Each Town has their own approach and fee structure for how they deal with work after it’s already been completed and depending on the scope of the work can be cooperative or punitive. Unpermitted improvements may not bring the increase in valuation and appeal that competitive homes with all the permits will.
Nicole Foster is a real estate broker with Locations Real Estate in Falmouth and a Windham resident who loves people and real estate.
Friday, October 18, 2019
Friday, October 4, 2019
By Mel Oldakowski
The cool autumn air and changing colors are upon us! This serves as a reminder to start prepping for the cold season ahead. Yes, it’s coming! Imagine, on the coldest winter day, you get out of bed and realize you can see your breath. You check the thermostat, only to realize the furnace has stopped working. That’s why fall and winter home maintenance is so important! Letting it go until it’s too late can lead to bigger problems and big-time headaches. Here’s a few things you can tackle while the weather is still nice.
Service your heating system.
Early fall is a great time to beat the rush and have a heating specialist come out to look at your furnace. To keep your furnace from failing when you need it most, you should have it serviced at least once a year. These tune-ups keep it running longer and can identify deadly carbon monoxide leaks. It’s always best to have a professional give your entire furnace system an overview. Don’t be a jack of all trades!
Have your fireplace and chimney cleaned professionally.
A chimney should be cleaned after each season—ideally before summer hits, because humidity plus the creosote can damage masonry. However, if the chimney wasn’t swept last spring, make sure it’s done before you use it this winter. A dirty, blocked, damaged, or improperly built chimney can result in CO poisoning, which can be deadly.
Storm doors are typically made of aluminum and strong glass and are designed to create a tight seal. This seal will prevent heat from escaping, improving your home’s energy efficiency.
Add attic insulation and check for gaps in existing insulation.
Proper insulation is one of the most important ways to keep the heat inside your home where it belongs. Gaps and thinning areas of insulation occur naturally over time. Attic insulation keeps heat inside the house (lowering energy bills), keeps temperature consistent between rooms, and helps prevent ice dams.
Insulate hot water pipes.
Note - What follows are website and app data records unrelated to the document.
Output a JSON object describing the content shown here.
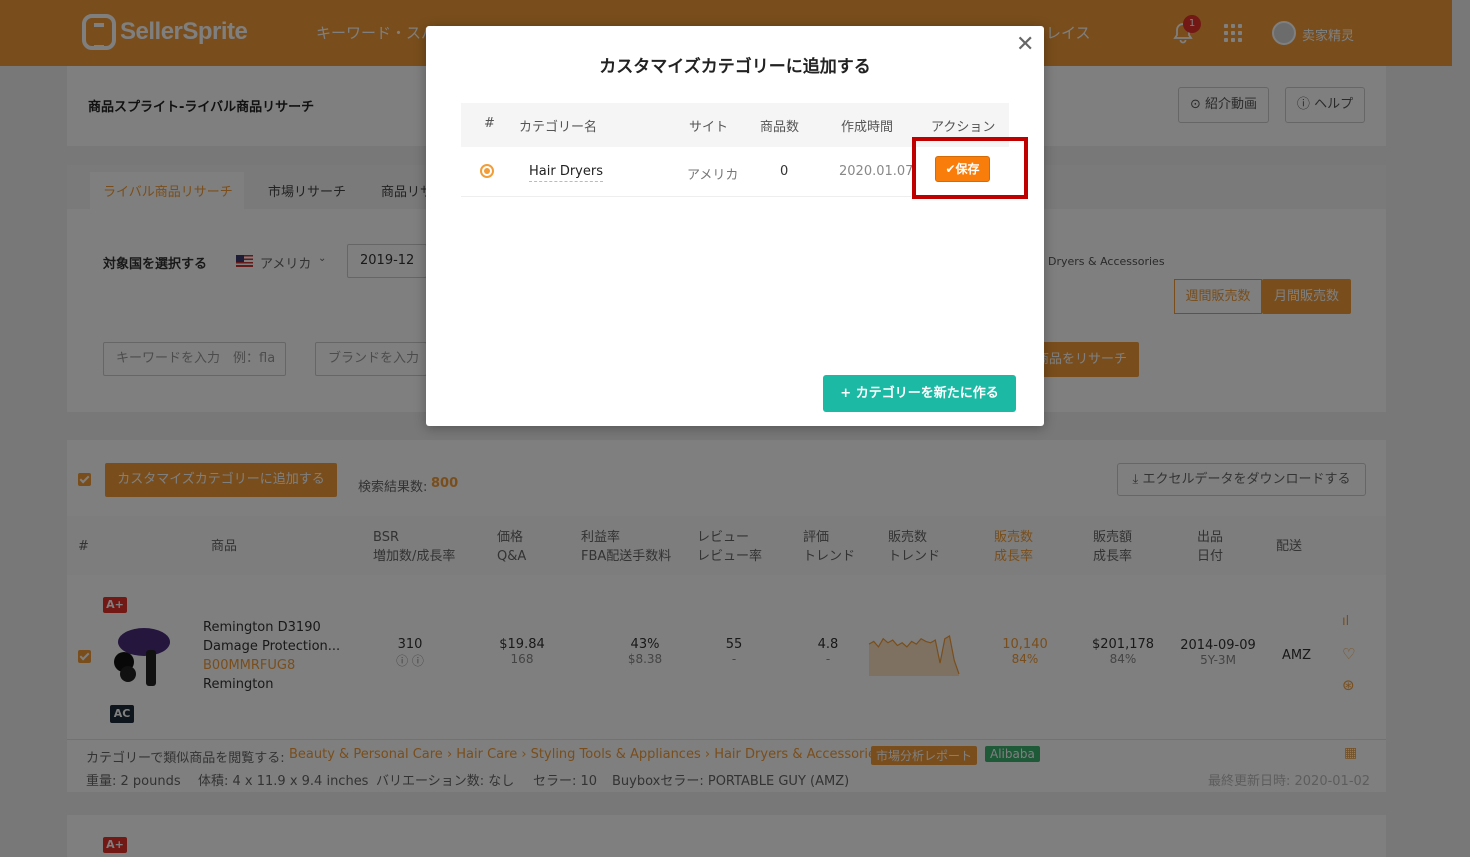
{
  "app": {
    "logo": "SellerSprite",
    "nav_text": "キーワード・スパ",
    "nav_text_right": "レイス",
    "notification_count": "1",
    "username": "卖家精灵"
  },
  "header": {
    "title": "商品スプライト-ライバル商品リサーチ",
    "intro_video": "紹介動画",
    "help": "ヘルプ"
  },
  "tabs": [
    {
      "label": "ライバル商品リサーチ"
    },
    {
      "label": "市場リサーチ"
    },
    {
      "label": "商品リサ"
    }
  ],
  "filters": {
    "country_label": "対象国を選択する",
    "country_value": "アメリカ",
    "month_value": "2019-12",
    "category_path_visible": "Dryers & Accessories",
    "weekly_sales": "週間販売数",
    "monthly_sales": "月間販売数",
    "keyword_placeholder": "キーワードを入力　例：fla",
    "brand_placeholder": "ブランドを入力",
    "search_button": "商品をリサーチ"
  },
  "results": {
    "add_to_category": "カスタマイズカテゴリーに追加する",
    "count_label": "検索結果数:",
    "count_value": "800",
    "download": "エクセルデータをダウンロードする"
  },
  "table_headers": {
    "index": "#",
    "product": "商品",
    "bsr": [
      "BSR",
      "増加数/成長率"
    ],
    "price": [
      "価格",
      "Q&A"
    ],
    "margin": [
      "利益率",
      "FBA配送手数料"
    ],
    "review": [
      "レビュー",
      "レビュー率"
    ],
    "rating": [
      "評価",
      "トレンド"
    ],
    "sales_trend": [
      "販売数",
      "トレンド"
    ],
    "sales_growth": [
      "販売数",
      "成長率"
    ],
    "revenue": [
      "販売額",
      "成長率"
    ],
    "listing": [
      "出品",
      "日付"
    ],
    "shipping": "配送"
  },
  "product": {
    "tag_top": "A+",
    "tag_bottom": "AC",
    "name_line1": "Remington D3190",
    "name_line2": "Damage Protection...",
    "asin": "B00MMRFUG8",
    "brand": "Remington",
    "bsr": "310",
    "price": "$19.84",
    "qa": "168",
    "margin": "43%",
    "fba": "$8.38",
    "reviews": "55",
    "review_rate": "-",
    "rating": "4.8",
    "rating_trend": "-",
    "sales": "10,140",
    "sales_growth": "84%",
    "revenue": "$201,178",
    "revenue_growth": "84%",
    "date": "2014-09-09",
    "age": "5Y-3M",
    "shipping": "AMZ",
    "sparkline": [
      32,
      34,
      30,
      36,
      33,
      35,
      31,
      33,
      30,
      34,
      32,
      36,
      34,
      33,
      35,
      18,
      36,
      38,
      20,
      10
    ]
  },
  "category_row": {
    "label": "カテゴリーで類似商品を閲覧する:",
    "path": "Beauty & Personal Care › Hair Care › Styling Tools & Appliances › Hair Dryers & Accessories",
    "market_report": "市場分析レポート",
    "alibaba": "Alibaba"
  },
  "details_row": {
    "weight": "重量: 2 pounds",
    "size": "体積: 4 x 11.9 x 9.4 inches",
    "variations": "バリエーション数: なし",
    "sellers": "セラー: 10",
    "buybox": "Buyboxセラー: PORTABLE GUY (AMZ)",
    "updated": "最終更新日時: 2020-01-02"
  },
  "next_row": {
    "tag_top": "A+"
  },
  "modal": {
    "title": "カスタマイズカテゴリーに追加する",
    "columns": [
      "#",
      "カテゴリー名",
      "サイト",
      "商品数",
      "作成時間",
      "アクション"
    ],
    "rows": [
      {
        "name": "Hair Dryers",
        "site": "アメリカ",
        "count": "0",
        "created": "2020.01.07",
        "action": "保存"
      }
    ],
    "new_category": "カテゴリーを新たに作る"
  },
  "colors": {
    "brand_orange": "#f29d38",
    "teal": "#1cbaa5",
    "highlight_red": "#c00000"
  }
}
Unfinished basements, crawlspaces, and attics typically don’t get heat from your central heating system. This makes any pipes running through these spaces susceptible to heat loss and freezing. Install simple foam pipe insulators to keep them warm and conserve energy.
Add or replace weather stripping.
Weather stripping blocks outside airflow through cracks on moving components, such as doors and windows. Blocking this airflow can help reduce energy loss and lower your energy bill by as much as 20+%. If you already have weather stripping installed on your doors and windows, now is a good time to check it out and replace where necessary.
Once the leaves have fallen and before the first snow, take time to make sure your gutters are in good shape for the winter. They’ll need to be clear of debris, free of leaks, and strong enough to handle snow in order to be effective all season long.
Trim tree branches and remove brush.
Dead or weak tree branches can pose a physical and financial risk if not taken care of before winter. Strong winds and snow can break susceptible branches, which could fall on your house, your neighbor’s house, or power lines. Clear any leaves, brush and piles from your yard, particularly around your foundation.
Don’t forget to stock up on supplies.
Stock up on ice melt, candles, matches, flashlights, batteries, ready-to-eat food, and plenty of warm blankets for those times when the power checks out. Check your snow shovels and snow blower. Are all your tools in good working order?
It is best to be prepared for a long winter ahead so you can enjoy the warmth inside.